▼

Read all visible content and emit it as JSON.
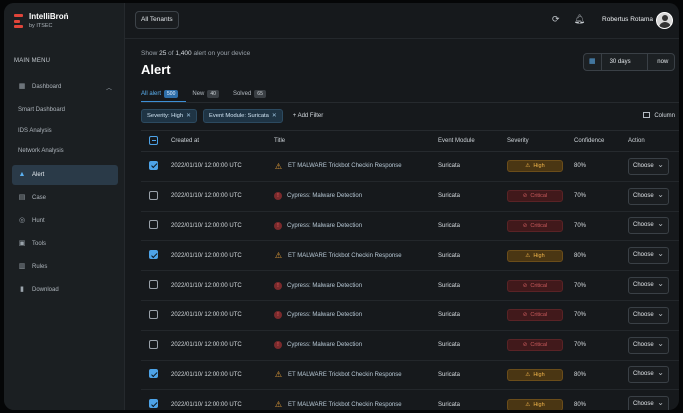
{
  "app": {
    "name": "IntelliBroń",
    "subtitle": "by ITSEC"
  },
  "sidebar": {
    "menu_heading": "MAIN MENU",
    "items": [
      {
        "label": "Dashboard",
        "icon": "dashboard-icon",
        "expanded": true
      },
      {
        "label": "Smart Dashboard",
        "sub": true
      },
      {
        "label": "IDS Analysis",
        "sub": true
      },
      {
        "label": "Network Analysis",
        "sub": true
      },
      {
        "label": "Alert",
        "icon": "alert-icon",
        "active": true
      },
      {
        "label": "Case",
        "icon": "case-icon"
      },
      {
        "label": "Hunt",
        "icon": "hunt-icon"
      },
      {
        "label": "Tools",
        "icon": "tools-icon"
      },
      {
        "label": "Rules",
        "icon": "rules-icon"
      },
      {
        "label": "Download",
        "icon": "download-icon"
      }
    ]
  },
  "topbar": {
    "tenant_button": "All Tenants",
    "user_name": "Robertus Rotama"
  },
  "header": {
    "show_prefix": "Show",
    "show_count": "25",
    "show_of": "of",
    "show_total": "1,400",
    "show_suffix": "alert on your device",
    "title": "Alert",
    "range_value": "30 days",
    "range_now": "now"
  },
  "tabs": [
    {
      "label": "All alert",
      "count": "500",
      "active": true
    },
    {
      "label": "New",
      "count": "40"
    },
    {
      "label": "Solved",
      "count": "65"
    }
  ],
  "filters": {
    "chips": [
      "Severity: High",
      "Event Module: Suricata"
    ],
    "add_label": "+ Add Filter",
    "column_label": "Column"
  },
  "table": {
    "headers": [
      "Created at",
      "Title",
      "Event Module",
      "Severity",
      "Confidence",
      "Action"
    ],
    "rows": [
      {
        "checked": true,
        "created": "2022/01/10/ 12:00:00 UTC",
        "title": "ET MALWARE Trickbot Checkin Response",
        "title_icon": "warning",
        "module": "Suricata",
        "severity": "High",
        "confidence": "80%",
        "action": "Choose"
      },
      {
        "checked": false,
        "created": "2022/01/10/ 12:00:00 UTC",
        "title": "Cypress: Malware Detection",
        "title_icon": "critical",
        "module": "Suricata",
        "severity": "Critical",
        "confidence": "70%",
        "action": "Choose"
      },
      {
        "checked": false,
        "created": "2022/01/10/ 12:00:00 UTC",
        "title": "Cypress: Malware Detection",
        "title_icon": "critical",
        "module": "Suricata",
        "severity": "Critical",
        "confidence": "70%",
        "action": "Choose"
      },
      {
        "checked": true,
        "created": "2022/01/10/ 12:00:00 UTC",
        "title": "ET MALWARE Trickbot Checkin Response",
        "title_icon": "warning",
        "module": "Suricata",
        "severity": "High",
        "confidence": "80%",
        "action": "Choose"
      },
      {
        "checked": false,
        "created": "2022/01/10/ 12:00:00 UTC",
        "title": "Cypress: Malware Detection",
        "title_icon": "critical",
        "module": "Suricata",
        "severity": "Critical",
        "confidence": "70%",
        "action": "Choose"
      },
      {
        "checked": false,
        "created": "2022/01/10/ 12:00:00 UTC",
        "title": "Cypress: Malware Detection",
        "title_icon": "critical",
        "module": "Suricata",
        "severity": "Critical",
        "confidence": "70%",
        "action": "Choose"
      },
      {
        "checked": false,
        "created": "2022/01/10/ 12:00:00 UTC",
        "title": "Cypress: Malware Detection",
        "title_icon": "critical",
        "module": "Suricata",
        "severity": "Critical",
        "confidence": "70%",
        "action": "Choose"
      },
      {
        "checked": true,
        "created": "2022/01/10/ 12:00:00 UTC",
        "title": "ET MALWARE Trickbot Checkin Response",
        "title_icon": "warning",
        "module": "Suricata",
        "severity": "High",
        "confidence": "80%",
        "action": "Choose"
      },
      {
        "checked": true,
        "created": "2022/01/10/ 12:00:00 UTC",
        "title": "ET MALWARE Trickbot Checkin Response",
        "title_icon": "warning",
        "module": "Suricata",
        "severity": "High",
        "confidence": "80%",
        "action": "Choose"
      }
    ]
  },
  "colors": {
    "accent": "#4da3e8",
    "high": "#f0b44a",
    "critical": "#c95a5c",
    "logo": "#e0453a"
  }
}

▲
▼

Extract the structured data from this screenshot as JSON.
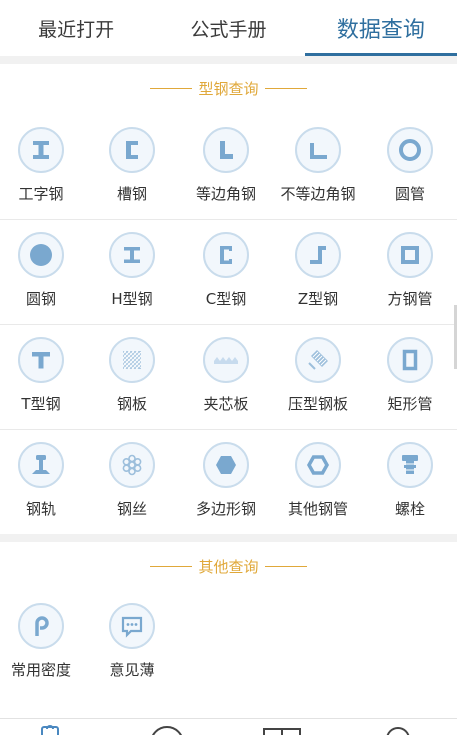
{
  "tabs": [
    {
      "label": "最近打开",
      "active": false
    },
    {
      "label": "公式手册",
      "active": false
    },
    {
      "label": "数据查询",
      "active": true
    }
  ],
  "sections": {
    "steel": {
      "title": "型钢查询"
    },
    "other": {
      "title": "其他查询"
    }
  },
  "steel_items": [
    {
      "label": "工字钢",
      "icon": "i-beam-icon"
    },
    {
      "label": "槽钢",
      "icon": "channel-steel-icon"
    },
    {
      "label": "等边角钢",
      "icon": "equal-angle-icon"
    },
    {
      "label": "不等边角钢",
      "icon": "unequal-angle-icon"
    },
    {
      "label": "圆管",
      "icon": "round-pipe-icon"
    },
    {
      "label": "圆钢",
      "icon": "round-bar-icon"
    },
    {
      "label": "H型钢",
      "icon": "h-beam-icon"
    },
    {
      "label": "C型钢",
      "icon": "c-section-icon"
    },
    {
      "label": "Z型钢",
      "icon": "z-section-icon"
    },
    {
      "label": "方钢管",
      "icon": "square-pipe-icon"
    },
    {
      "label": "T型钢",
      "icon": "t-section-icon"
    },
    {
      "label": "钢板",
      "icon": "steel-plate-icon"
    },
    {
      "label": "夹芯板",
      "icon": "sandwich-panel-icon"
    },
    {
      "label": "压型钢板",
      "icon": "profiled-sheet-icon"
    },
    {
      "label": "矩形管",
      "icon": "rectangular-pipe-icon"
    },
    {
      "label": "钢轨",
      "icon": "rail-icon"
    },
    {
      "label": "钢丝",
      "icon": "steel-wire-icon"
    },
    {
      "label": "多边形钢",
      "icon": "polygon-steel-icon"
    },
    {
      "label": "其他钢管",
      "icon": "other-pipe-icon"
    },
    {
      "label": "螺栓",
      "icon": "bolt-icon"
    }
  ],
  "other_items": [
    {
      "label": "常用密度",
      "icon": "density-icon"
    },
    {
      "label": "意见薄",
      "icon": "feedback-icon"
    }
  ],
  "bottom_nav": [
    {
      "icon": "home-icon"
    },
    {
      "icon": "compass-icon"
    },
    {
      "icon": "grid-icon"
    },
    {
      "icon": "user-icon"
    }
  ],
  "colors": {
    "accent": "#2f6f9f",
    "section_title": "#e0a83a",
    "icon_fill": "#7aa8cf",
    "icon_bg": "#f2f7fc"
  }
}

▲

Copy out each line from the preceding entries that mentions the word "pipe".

      "icon": "round-pipe-icon"
      "icon": "square-pipe-icon"
      "icon": "rectangular-pipe-icon"
      "icon": "other-pipe-icon"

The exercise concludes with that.